───── RECORDS FOR PROCESSING ─────
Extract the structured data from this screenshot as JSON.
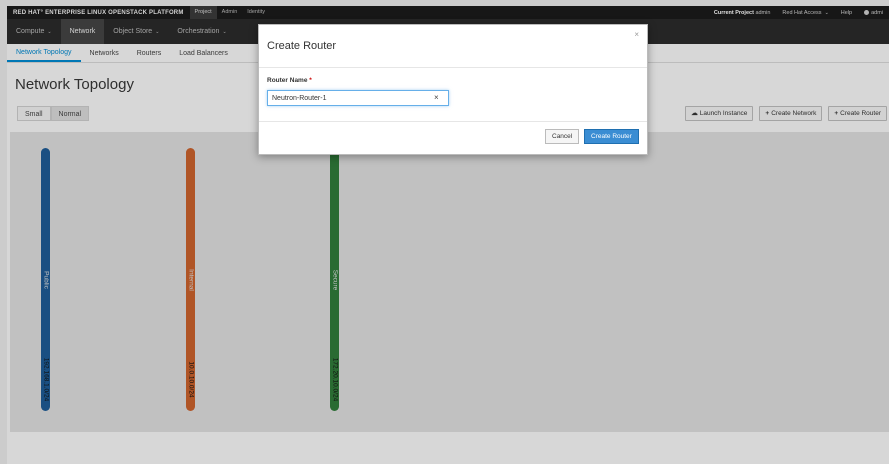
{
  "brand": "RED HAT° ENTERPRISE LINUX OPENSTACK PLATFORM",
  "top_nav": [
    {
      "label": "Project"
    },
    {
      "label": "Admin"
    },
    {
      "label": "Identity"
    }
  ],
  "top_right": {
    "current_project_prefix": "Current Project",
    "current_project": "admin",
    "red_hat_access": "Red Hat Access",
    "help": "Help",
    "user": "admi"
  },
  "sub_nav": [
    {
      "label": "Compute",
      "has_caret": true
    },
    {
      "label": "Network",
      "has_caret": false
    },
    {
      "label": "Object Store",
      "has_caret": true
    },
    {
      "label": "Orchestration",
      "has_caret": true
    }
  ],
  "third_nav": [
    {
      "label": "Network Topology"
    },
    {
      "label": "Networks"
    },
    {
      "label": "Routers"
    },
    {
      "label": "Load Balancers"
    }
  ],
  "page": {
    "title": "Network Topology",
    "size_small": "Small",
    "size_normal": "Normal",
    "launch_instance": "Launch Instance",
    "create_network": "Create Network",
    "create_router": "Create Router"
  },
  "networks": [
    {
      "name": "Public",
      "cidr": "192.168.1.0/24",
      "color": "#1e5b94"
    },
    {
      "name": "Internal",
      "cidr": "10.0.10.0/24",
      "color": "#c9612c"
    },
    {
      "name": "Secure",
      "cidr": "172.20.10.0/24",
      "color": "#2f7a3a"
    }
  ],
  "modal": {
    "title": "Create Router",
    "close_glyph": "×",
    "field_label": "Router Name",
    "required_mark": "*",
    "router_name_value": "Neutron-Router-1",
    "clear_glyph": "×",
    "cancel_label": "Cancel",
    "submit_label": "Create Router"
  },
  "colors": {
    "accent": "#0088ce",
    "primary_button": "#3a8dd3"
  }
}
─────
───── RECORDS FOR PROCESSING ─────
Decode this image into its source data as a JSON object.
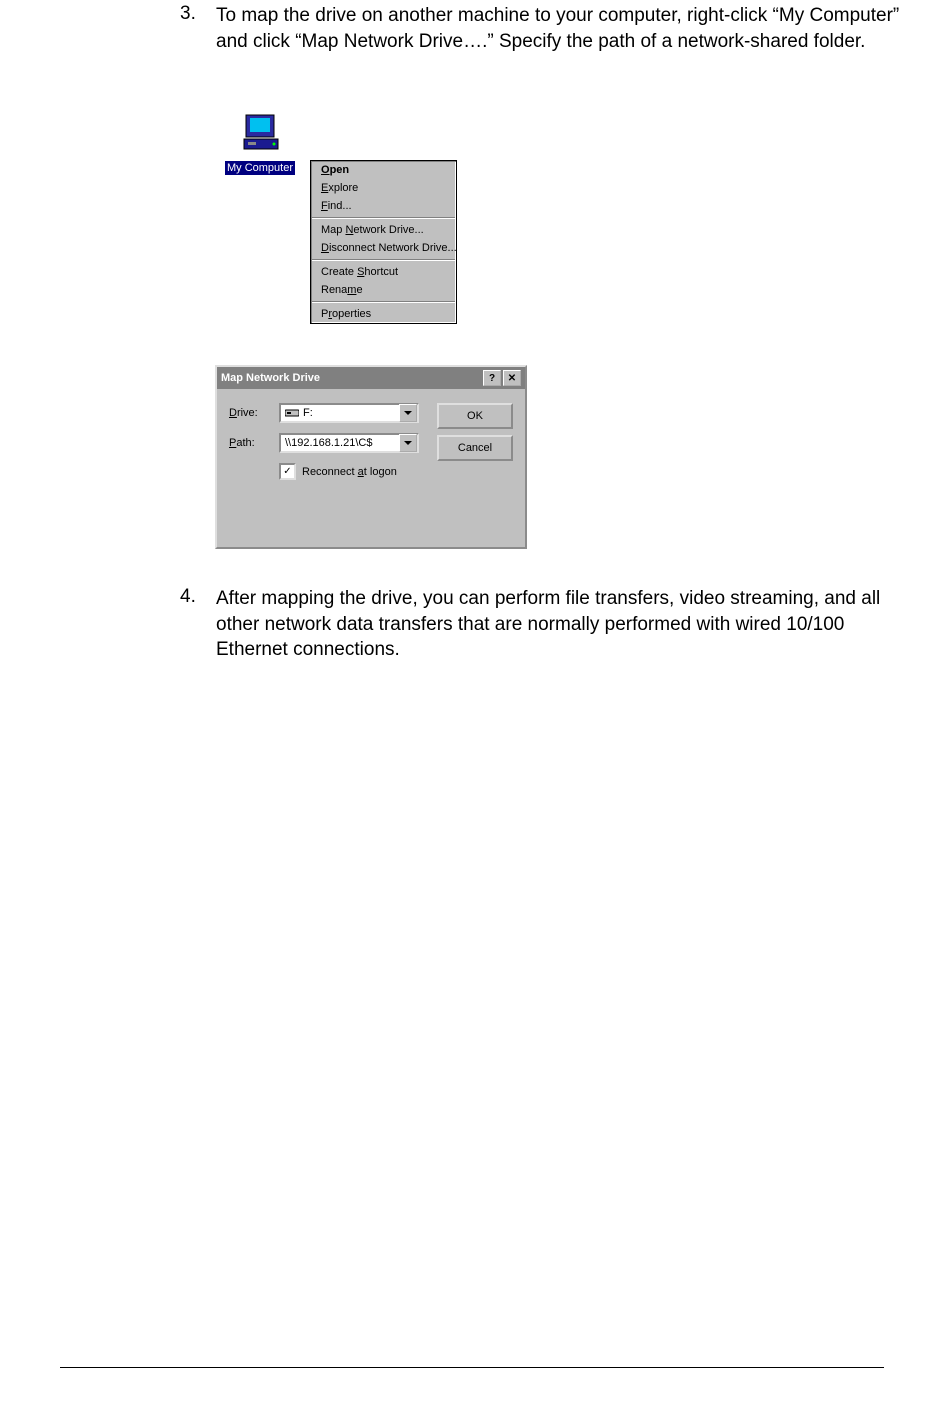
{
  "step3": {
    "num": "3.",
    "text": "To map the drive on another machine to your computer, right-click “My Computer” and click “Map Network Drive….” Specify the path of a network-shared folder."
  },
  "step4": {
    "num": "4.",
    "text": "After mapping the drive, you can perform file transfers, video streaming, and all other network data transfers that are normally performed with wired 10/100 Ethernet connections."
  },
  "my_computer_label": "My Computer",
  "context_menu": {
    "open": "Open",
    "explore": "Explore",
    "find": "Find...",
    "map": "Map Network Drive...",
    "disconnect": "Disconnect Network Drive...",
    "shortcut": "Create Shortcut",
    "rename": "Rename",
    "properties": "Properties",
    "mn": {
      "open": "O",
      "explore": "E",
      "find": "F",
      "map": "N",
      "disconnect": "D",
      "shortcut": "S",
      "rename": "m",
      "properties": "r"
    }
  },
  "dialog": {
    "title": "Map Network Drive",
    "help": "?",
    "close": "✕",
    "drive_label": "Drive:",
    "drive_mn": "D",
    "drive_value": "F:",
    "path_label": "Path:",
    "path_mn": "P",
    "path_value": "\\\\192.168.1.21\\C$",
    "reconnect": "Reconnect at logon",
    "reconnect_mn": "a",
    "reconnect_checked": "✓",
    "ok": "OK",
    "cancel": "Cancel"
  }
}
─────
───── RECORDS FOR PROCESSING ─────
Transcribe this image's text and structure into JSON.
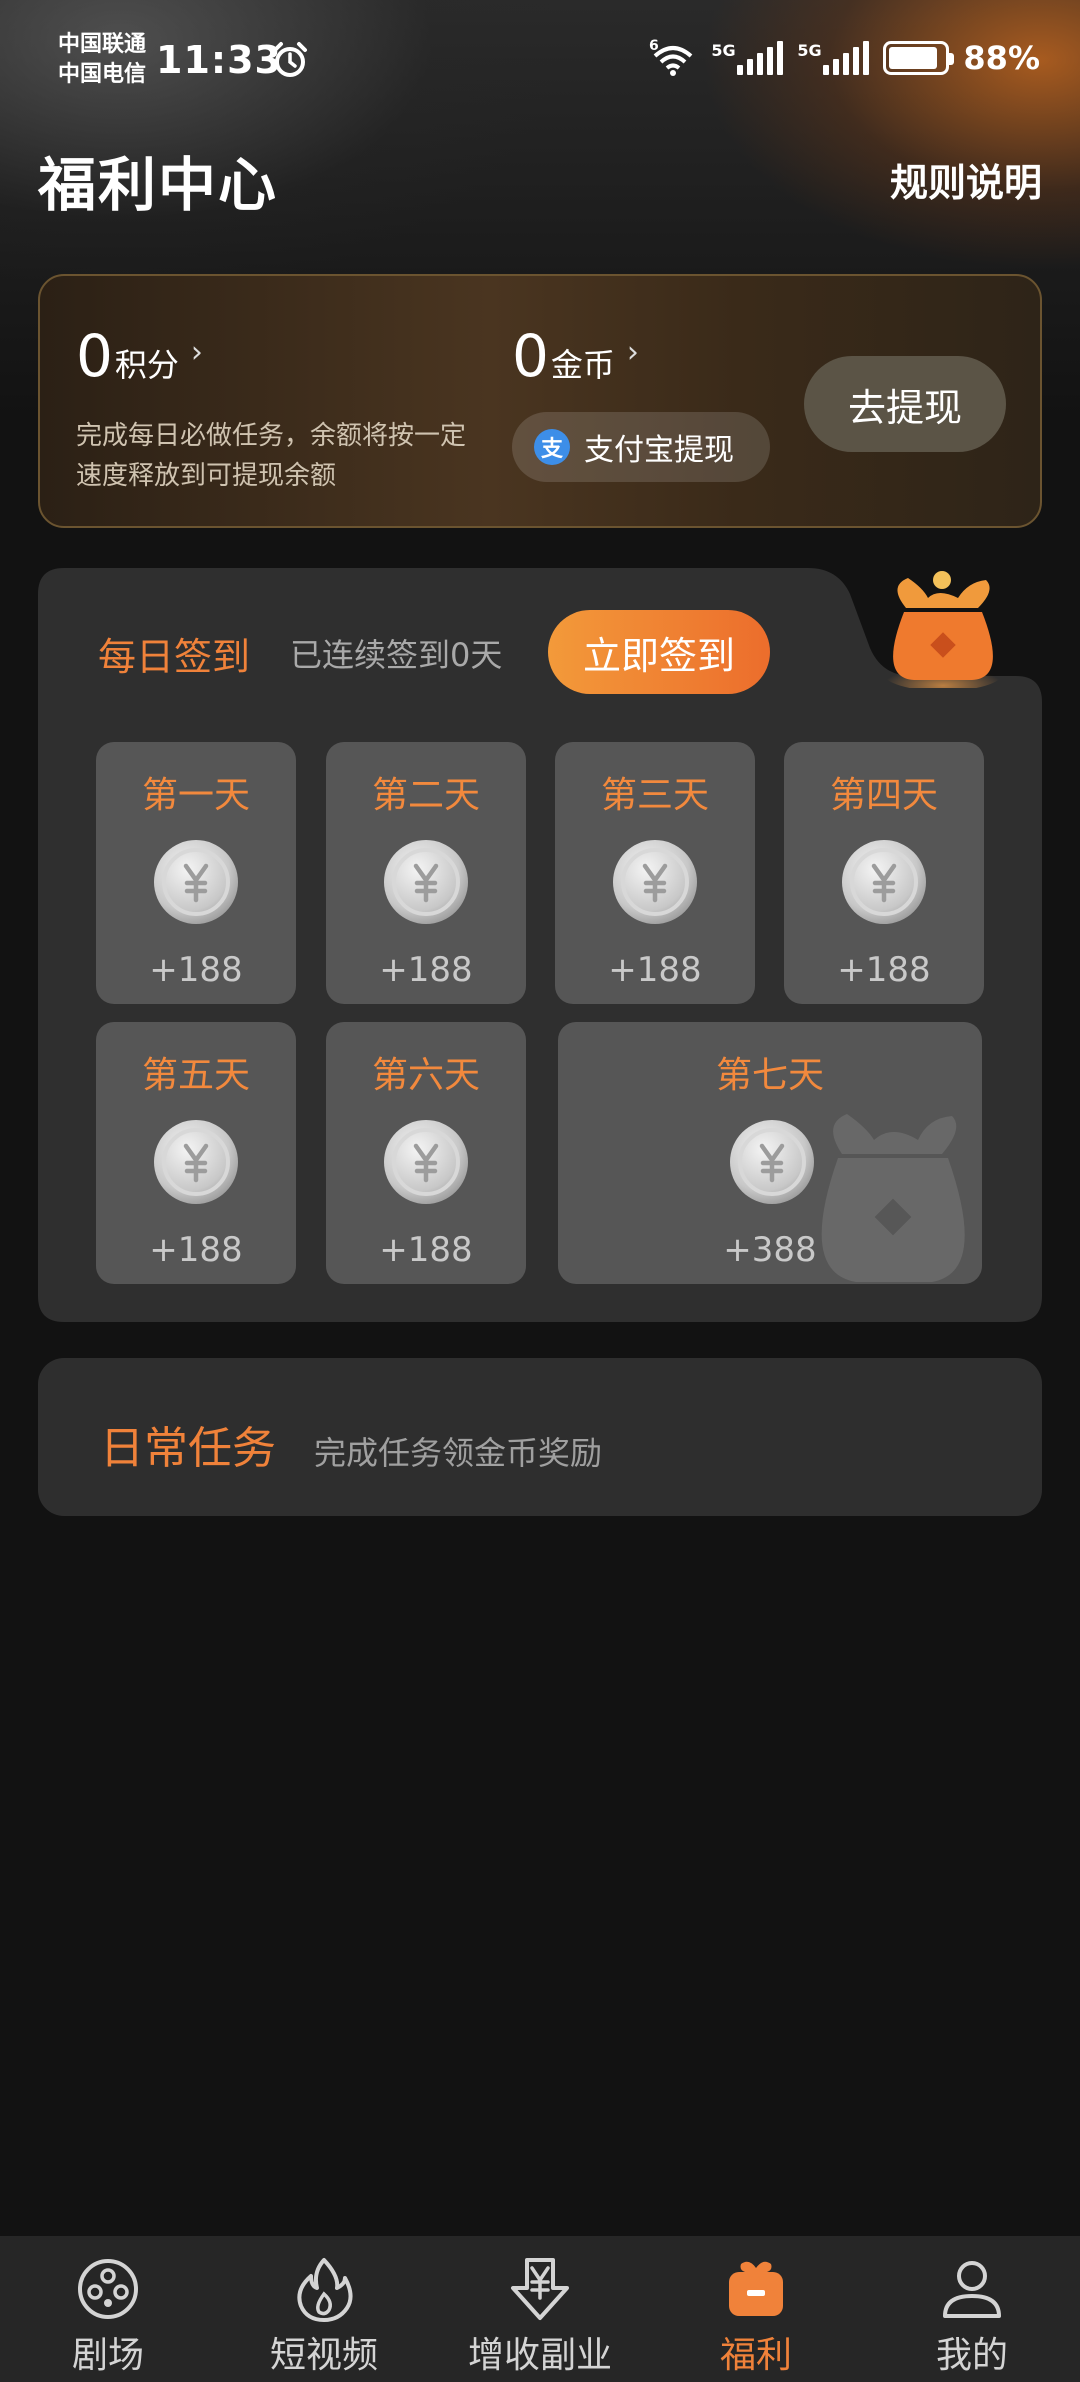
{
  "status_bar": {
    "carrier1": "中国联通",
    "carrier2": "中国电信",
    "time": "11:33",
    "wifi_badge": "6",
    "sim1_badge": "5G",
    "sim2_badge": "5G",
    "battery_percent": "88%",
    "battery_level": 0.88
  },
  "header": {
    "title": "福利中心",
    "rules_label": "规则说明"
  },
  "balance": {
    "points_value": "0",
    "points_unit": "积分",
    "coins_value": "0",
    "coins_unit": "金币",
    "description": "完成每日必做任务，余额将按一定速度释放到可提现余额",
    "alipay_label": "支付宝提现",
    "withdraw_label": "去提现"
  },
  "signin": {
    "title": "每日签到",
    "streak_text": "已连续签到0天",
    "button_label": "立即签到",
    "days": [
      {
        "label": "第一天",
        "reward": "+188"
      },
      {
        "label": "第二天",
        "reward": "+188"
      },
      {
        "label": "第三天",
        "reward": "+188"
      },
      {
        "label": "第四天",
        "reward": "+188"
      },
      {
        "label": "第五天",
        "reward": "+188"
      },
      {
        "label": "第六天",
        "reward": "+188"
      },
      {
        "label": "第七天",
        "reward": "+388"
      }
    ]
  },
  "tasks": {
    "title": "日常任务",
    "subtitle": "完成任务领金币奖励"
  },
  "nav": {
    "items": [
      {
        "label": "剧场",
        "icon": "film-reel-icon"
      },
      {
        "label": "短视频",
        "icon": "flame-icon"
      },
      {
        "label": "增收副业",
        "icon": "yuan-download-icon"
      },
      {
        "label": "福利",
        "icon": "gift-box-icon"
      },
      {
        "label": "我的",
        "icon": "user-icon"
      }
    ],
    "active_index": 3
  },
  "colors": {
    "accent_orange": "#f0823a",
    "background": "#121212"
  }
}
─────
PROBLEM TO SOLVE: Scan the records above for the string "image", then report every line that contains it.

RESPONSE AREA:
Decode this image into its source data as a JSON object.
Transcribe this image's text and structure into JSON.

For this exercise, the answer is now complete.